Support our mission
An F-14 Tomcat taxis by “the island” of the USS Theodore Roosevelt on Sept. 10, 2005, after landing moments earlier. The Tomcat is retiring for good after having flown its final mission in Iraq on Feb. 8.

An F-14 Tomcat taxis by “the island” of the USS Theodore Roosevelt on Sept. 10, 2005, after landing moments earlier. The Tomcat is retiring for good after having flown its final mission in Iraq on Feb. 8. (Stars and Stripes)

It looks like Iceman, Goose and Maverick can stand down: The F-14 Tomcat made famous in “Top Gun” has flown its last mission.

The Navy announced Thursday that the last F-14 mission was completed Feb. 8, when two Tomcats landed aboard the USS Theodore Roosevelt after one dropped a bomb in Iraq.

Capt. William Sizemore, who flew on that last mission, said the Tomcat will be missed.

“This is one of the best airplanes ever built, and it’s sad to see it go away,” Sizemore said in a Navy report from the ship. “It’s just a beautiful airplane. And it just looks like the ultimate fighter.”

The plane and its Navy pilots were the stars of the 1986 movie “Top Gun,” in which Tom Cruise played Maverick, a hot-headed pilot training at the Navy’s elite flight school in Miramar, Calif.

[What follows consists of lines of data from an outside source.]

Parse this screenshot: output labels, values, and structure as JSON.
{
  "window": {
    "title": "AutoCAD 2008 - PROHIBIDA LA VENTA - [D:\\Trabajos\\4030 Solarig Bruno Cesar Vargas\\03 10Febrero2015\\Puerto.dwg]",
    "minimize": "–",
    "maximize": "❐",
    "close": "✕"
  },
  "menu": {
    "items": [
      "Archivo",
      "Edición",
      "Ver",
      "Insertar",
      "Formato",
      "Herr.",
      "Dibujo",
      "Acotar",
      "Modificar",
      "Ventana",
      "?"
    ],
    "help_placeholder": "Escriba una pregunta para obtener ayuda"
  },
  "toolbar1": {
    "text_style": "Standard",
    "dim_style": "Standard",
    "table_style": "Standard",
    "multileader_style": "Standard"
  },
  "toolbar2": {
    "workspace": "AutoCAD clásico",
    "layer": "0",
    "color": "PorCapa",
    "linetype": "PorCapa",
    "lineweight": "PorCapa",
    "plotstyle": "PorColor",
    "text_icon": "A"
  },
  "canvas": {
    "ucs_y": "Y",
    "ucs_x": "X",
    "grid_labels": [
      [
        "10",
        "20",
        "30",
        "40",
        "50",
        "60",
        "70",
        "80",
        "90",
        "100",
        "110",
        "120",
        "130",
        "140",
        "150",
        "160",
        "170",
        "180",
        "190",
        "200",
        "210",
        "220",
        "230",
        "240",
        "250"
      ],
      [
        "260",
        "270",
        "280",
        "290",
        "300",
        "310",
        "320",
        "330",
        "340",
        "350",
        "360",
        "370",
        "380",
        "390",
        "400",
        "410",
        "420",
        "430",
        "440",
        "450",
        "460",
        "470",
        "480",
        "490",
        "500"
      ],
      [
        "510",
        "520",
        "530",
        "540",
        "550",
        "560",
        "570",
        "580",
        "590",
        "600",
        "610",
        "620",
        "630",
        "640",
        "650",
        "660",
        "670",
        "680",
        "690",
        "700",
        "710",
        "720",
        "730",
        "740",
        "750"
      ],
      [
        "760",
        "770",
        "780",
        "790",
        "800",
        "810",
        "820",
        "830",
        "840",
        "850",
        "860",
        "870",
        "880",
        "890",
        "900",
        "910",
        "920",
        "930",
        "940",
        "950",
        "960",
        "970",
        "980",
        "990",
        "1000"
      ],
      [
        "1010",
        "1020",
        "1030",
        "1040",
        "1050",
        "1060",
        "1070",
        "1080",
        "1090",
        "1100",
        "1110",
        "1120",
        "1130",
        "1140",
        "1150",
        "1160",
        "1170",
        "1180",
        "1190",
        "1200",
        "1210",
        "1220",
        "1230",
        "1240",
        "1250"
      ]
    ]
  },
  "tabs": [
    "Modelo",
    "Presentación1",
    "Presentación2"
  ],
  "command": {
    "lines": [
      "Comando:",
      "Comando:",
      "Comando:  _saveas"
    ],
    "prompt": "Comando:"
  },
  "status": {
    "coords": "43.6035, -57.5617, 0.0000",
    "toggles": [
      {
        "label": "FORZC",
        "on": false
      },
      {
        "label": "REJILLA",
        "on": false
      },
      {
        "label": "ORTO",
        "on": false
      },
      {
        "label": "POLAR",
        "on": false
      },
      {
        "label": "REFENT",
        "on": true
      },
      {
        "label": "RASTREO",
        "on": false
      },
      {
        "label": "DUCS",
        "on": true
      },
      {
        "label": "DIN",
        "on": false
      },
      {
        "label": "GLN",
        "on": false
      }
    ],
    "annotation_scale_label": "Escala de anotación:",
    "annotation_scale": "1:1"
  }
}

The F-14 entered operational service with Navy fighter squadrons VF-1 Wolfpack and VF-2 Bounty Hunters aboard USS Enterprise in September 1974, the Navy reported. The Tomcat’s purpose was to serve as a fighter-interceptor, and it eventually replaced the F-4 Phantom II Fighter, which was phased out in 1986.

The decision to incorporate the Super Hornet and decommission the F-14 is mainly due to the high amount of maintenance required to keep the Tomcats operational. On average, an F-14 requires nearly 50 maintenance hours for every flight hour, while the Super Hornet requires five to 10 maintenance hours for every flight hour.

Lt. Bill Frank also took part in the last mission, and is credited with being the last pilot to drop a bomb from an F-14 Tomcat.

“We were called on to drop, and that’s what we did,” said Frank in the Navy report.

“It’s special and it’s something I can say I did, but what’s more important is the work of the sailors who made it possible. They have worked so hard during this cruise to make every Tomcat operational.”


Stripes in 7



around the web


Sign Up for Daily Headlines

Sign-up to receive a daily email of today’s top military news stories from Stars and Stripes and top news outlets from around the world.

Sign up